▶ **TASK GOAL**
Images should be omitted while the rest of the data is duplicated exactly.
---- INFORMATION SHOWN
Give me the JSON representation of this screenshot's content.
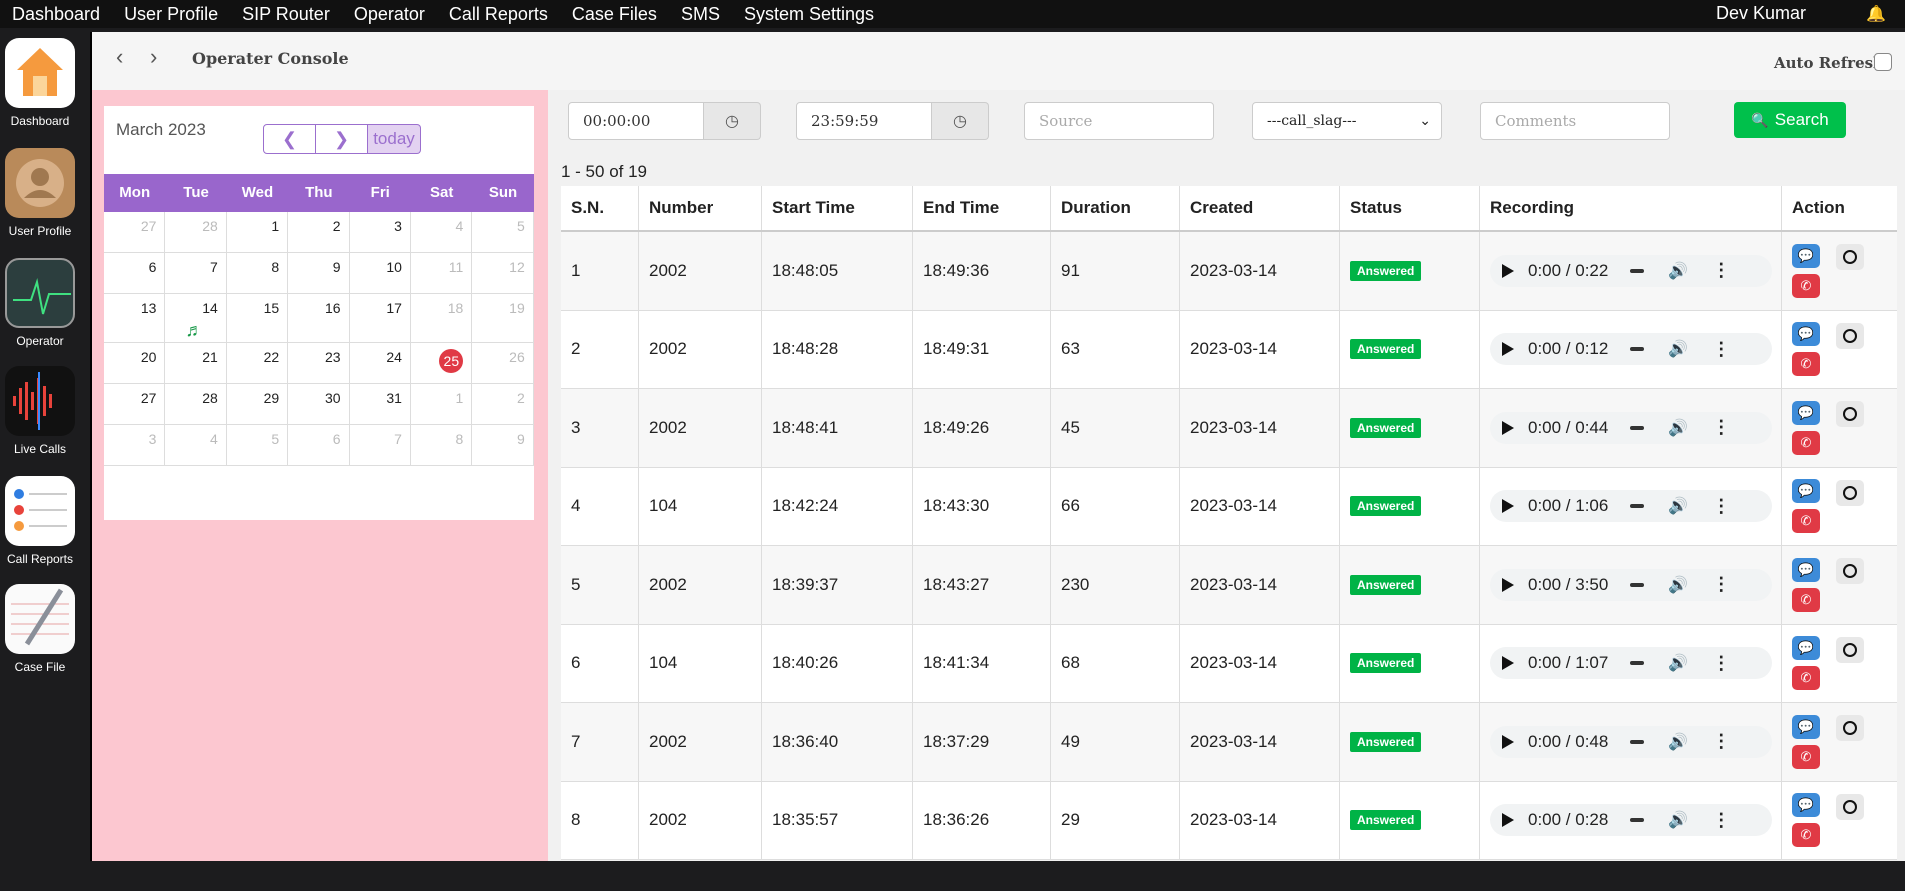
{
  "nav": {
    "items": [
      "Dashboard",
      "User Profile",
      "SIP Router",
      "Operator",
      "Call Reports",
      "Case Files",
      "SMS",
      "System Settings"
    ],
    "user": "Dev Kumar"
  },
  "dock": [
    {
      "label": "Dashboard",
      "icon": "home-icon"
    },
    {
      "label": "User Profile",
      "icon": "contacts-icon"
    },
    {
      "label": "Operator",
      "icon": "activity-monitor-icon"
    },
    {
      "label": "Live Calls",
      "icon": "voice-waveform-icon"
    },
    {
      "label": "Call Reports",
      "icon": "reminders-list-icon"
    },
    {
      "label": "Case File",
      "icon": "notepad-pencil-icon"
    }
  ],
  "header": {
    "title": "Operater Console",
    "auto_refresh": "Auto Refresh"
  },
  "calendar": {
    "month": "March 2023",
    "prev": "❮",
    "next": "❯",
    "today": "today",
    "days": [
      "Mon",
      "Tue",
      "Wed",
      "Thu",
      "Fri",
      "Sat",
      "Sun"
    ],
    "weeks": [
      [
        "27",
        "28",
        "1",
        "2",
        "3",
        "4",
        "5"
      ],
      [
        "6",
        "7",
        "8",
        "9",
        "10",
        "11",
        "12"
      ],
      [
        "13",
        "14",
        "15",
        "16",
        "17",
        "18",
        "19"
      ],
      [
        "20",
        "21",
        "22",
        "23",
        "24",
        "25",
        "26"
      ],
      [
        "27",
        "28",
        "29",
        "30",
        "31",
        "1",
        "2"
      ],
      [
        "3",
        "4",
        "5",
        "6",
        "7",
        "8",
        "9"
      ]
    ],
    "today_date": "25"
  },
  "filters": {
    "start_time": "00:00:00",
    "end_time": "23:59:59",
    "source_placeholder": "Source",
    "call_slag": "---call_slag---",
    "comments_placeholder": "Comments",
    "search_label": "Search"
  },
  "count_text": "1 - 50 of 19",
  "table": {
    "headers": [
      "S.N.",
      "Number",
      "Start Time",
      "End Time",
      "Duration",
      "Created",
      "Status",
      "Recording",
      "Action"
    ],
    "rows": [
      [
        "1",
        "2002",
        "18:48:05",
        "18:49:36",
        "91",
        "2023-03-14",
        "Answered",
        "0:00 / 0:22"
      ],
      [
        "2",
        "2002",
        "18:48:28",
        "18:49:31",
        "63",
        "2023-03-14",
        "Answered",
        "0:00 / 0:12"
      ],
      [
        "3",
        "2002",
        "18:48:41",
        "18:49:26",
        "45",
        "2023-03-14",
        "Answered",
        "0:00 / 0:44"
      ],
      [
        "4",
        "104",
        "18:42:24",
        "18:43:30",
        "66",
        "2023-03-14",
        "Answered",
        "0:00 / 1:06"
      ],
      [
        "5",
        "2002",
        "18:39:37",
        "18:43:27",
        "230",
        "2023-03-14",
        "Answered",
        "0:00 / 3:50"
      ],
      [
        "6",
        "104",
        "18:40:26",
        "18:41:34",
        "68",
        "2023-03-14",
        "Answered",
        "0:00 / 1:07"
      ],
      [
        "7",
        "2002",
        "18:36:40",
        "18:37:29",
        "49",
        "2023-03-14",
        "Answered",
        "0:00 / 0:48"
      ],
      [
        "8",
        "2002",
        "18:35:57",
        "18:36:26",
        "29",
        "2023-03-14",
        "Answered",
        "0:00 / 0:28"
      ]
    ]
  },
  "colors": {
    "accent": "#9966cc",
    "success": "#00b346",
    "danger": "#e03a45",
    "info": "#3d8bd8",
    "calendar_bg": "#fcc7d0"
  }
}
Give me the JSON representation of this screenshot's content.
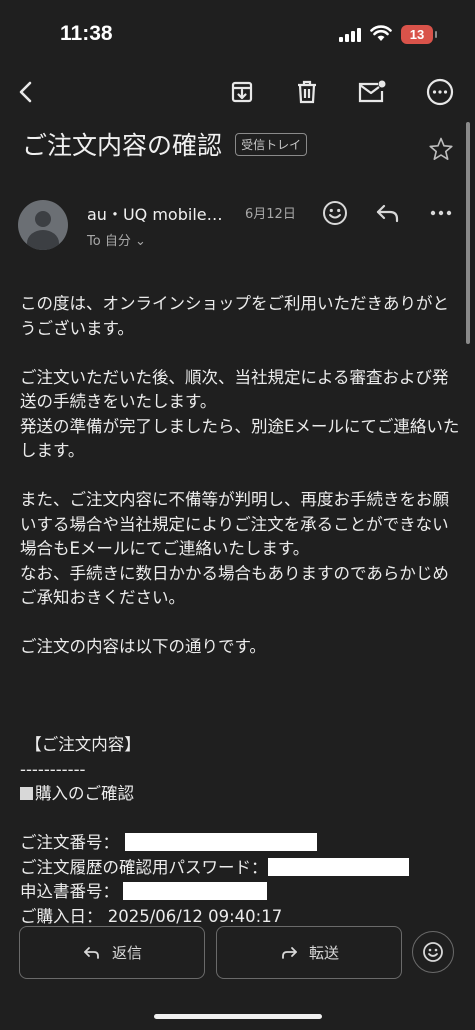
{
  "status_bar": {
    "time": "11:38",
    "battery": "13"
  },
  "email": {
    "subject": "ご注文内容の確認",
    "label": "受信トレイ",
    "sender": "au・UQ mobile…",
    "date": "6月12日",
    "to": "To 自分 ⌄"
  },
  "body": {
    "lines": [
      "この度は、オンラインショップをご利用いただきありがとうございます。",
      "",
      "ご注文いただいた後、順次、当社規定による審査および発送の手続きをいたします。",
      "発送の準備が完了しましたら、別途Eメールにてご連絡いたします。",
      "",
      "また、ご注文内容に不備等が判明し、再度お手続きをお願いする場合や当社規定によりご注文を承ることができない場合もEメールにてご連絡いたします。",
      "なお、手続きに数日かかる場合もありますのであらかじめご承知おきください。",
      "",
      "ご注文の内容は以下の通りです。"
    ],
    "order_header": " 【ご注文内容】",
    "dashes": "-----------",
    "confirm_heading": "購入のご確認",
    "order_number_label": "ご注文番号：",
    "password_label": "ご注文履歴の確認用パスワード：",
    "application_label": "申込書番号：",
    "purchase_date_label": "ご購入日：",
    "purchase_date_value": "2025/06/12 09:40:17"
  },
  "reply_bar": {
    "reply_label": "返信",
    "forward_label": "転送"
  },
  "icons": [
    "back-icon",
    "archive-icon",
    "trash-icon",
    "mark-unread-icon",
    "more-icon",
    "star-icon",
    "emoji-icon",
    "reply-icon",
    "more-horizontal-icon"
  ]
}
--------
▶ **TASK RESULT**
Give me the JSON representation of this screenshot's content.
{
  "nav": {
    "items": [
      "Dashboard",
      "User Profile",
      "SIP Router",
      "Operator",
      "Call Reports",
      "Case Files",
      "SMS",
      "System Settings"
    ],
    "user": "Dev Kumar"
  },
  "dock": [
    {
      "label": "Dashboard",
      "icon": "home-icon"
    },
    {
      "label": "User Profile",
      "icon": "contacts-icon"
    },
    {
      "label": "Operator",
      "icon": "activity-monitor-icon"
    },
    {
      "label": "Live Calls",
      "icon": "voice-waveform-icon"
    },
    {
      "label": "Call Reports",
      "icon": "reminders-list-icon"
    },
    {
      "label": "Case File",
      "icon": "notepad-pencil-icon"
    }
  ],
  "header": {
    "title": "Operater Console",
    "auto_refresh": "Auto Refresh"
  },
  "calendar": {
    "month": "March 2023",
    "prev": "❮",
    "next": "❯",
    "today": "today",
    "days": [
      "Mon",
      "Tue",
      "Wed",
      "Thu",
      "Fri",
      "Sat",
      "Sun"
    ],
    "weeks": [
      [
        "27",
        "28",
        "1",
        "2",
        "3",
        "4",
        "5"
      ],
      [
        "6",
        "7",
        "8",
        "9",
        "10",
        "11",
        "12"
      ],
      [
        "13",
        "14",
        "15",
        "16",
        "17",
        "18",
        "19"
      ],
      [
        "20",
        "21",
        "22",
        "23",
        "24",
        "25",
        "26"
      ],
      [
        "27",
        "28",
        "29",
        "30",
        "31",
        "1",
        "2"
      ],
      [
        "3",
        "4",
        "5",
        "6",
        "7",
        "8",
        "9"
      ]
    ],
    "today_date": "25"
  },
  "filters": {
    "start_time": "00:00:00",
    "end_time": "23:59:59",
    "source_placeholder": "Source",
    "call_slag": "---call_slag---",
    "comments_placeholder": "Comments",
    "search_label": "Search"
  },
  "count_text": "1 - 50 of 19",
  "table": {
    "headers": [
      "S.N.",
      "Number",
      "Start Time",
      "End Time",
      "Duration",
      "Created",
      "Status",
      "Recording",
      "Action"
    ],
    "rows": [
      [
        "1",
        "2002",
        "18:48:05",
        "18:49:36",
        "91",
        "2023-03-14",
        "Answered",
        "0:00 / 0:22"
      ],
      [
        "2",
        "2002",
        "18:48:28",
        "18:49:31",
        "63",
        "2023-03-14",
        "Answered",
        "0:00 / 0:12"
      ],
      [
        "3",
        "2002",
        "18:48:41",
        "18:49:26",
        "45",
        "2023-03-14",
        "Answered",
        "0:00 / 0:44"
      ],
      [
        "4",
        "104",
        "18:42:24",
        "18:43:30",
        "66",
        "2023-03-14",
        "Answered",
        "0:00 / 1:06"
      ],
      [
        "5",
        "2002",
        "18:39:37",
        "18:43:27",
        "230",
        "2023-03-14",
        "Answered",
        "0:00 / 3:50"
      ],
      [
        "6",
        "104",
        "18:40:26",
        "18:41:34",
        "68",
        "2023-03-14",
        "Answered",
        "0:00 / 1:07"
      ],
      [
        "7",
        "2002",
        "18:36:40",
        "18:37:29",
        "49",
        "2023-03-14",
        "Answered",
        "0:00 / 0:48"
      ],
      [
        "8",
        "2002",
        "18:35:57",
        "18:36:26",
        "29",
        "2023-03-14",
        "Answered",
        "0:00 / 0:28"
      ]
    ]
  },
  "colors": {
    "accent": "#9966cc",
    "success": "#00b346",
    "danger": "#e03a45",
    "info": "#3d8bd8",
    "calendar_bg": "#fcc7d0"
  }
}
Give me the JSON representation of this screenshot's content.
{
  "status_bar": {
    "time": "11:38",
    "battery": "13"
  },
  "email": {
    "subject": "ご注文内容の確認",
    "label": "受信トレイ",
    "sender": "au・UQ mobile…",
    "date": "6月12日",
    "to": "To 自分 ⌄"
  },
  "body": {
    "lines": [
      "この度は、オンラインショップをご利用いただきありがとうございます。",
      "",
      "ご注文いただいた後、順次、当社規定による審査および発送の手続きをいたします。",
      "発送の準備が完了しましたら、別途Eメールにてご連絡いたします。",
      "",
      "また、ご注文内容に不備等が判明し、再度お手続きをお願いする場合や当社規定によりご注文を承ることができない場合もEメールにてご連絡いたします。",
      "なお、手続きに数日かかる場合もありますのであらかじめご承知おきください。",
      "",
      "ご注文の内容は以下の通りです。"
    ],
    "order_header": " 【ご注文内容】",
    "dashes": "-----------",
    "confirm_heading": "購入のご確認",
    "order_number_label": "ご注文番号：",
    "password_label": "ご注文履歴の確認用パスワード：",
    "application_label": "申込書番号：",
    "purchase_date_label": "ご購入日：",
    "purchase_date_value": "2025/06/12 09:40:17"
  },
  "reply_bar": {
    "reply_label": "返信",
    "forward_label": "転送"
  },
  "icons": [
    "back-icon",
    "archive-icon",
    "trash-icon",
    "mark-unread-icon",
    "more-icon",
    "star-icon",
    "emoji-icon",
    "reply-icon",
    "more-horizontal-icon"
  ]
}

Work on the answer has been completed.